Resistances and evasions are bound to happen as you school your horse. There are specific corrections that will assist the rider in creating the intended movement but the main ingredient in any correction is that you must not allow the horse to change you not your body and not your mind. Since horses out muscle us at about 10 to 1 they can shift our bodies before we realize it ever happened. So if we cannot out muscle a horse we must out think them. This requires absolute confidence and precision in every movement you wish to create.
Riding is a dynamic activity and by this I mean action begets action you turn a shoulder and the horse turns her body and yes that is all it takes if all is right in the universe that is which of course happens far less often (by chance) than not. Both horse and rider will make mistakes but neither needs to be frustrated by such. To avoid over facing both horse and rider you must develop a system whereby you know your own position before you ask it of the horse and check back frequently to ensure that you have not allowed that position to be shifted.
In the beginning if you find yourself in an incorrect position you must release the horse, reposition yourself and start again. As you get better at maintaining your own position, despite the horses best efforts to shift you around, you can then correct both yourself and the horse while on the move. At times this will work and at other times it will not. If your attempts at correction in motion fail to correct the horse and the shifting becomes worse it will cause the rider to over-compensate creating tension and even more distortion throughout both bodies. Once this tension enters the picture it is almost impossible to make valuable corrections so as soon as you realize that your efforts are in vain I would rather have you release everything, take a deep breath, shake out the heebie-jeebies and reapply the correct aids. The horse will appreciate that you are not contorting yourself into a crazed pretzel and will respond, in kind, on some level.
Some typical evasions that occur during the learning phase of lateral positioning and their corrections are listed below. Please note that these are very specific corrections (not aids) and that the application of each should be released as soon as the horse even tries to comply with your request.
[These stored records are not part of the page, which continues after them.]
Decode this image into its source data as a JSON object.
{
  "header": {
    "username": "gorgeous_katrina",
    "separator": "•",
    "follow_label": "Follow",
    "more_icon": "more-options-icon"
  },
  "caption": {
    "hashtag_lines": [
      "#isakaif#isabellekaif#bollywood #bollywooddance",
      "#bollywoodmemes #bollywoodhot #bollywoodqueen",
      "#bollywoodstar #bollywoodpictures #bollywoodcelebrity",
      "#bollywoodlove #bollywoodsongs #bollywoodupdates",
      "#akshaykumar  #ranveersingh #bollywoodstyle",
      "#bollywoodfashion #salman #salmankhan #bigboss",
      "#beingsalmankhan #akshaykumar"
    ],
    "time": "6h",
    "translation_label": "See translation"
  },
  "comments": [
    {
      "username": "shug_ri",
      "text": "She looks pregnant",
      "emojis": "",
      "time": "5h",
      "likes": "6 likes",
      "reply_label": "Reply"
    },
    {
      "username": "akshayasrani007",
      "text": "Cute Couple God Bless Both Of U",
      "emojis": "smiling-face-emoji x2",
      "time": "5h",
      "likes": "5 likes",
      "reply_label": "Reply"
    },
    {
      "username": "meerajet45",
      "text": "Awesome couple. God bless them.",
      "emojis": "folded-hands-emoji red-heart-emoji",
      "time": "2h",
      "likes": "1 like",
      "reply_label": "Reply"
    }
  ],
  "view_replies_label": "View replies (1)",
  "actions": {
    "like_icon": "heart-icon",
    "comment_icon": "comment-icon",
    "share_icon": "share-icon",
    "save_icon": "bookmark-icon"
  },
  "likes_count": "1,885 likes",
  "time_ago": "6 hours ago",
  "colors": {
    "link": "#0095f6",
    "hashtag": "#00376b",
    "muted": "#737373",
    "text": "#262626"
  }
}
Also note that they should be applied in addition to whatever position you were originally working on. This is a bit tricky at first but becomes easier with practice.
If your horse backs up you must maintain your position and seat do not lean forward. Leaning forward releases the horses back making it easier for him to slip it into reverse. If he continues to back the next step is to arch your lower back toward your hands. Backing as an evasion comes from confusion and frustration so please refrain from retracting your hands backwards at this moment or you will confuse him even further.
The haunches swing away to avoid moving the shoulders.
Swinging the haunches away when bending or working with shoulder-in can be corrected with a quick opening rein. The opening rein goes out to the side in the opposite direction of the haunches. Again no retraction backwards of the reins should occur and you must take care not to lean over toward your hand. As soon as the haunches start to swing back where they belong the rein returns to its neutral position and the dominant leg and body aids should take over. Even if the haunches immediately return to the improper position you must first release the open rein and then reapply it. Holding this rein position for too long will only create more distortion, a distraught horse and then, perhaps, an unseated rider.
Too much bend in the neck.
Bending the neck too much in a lateral position or a bend around a curve is generally a rider problem but even if the horse creates this distortion the correction is the same. The inside rein must be quietly pulsed and the neck needs to be straightened on the outside rein. As with all rein aids there should be no retraction backwards of the arm or hand. A firm squeeze of the fist is all that is needed your horse will feel this lightest of touches and respond if all else is in order.
As you get better at maintaining your own position your horse will evade less and less. As your horse gets better at maintaining her position it will make your job even easier. As you both step up the ladder of success first one partner then the other you will find all aspects of your riding getting easier. The horse becomes more sensitive to less aids and will begin some level of collection, engagement and lightening of the forehand on her own. These three qualities are coveted goals for all dressage riders and you have achieved the same simply by controlling your own body challenging for the rider you bet but the results are amazing.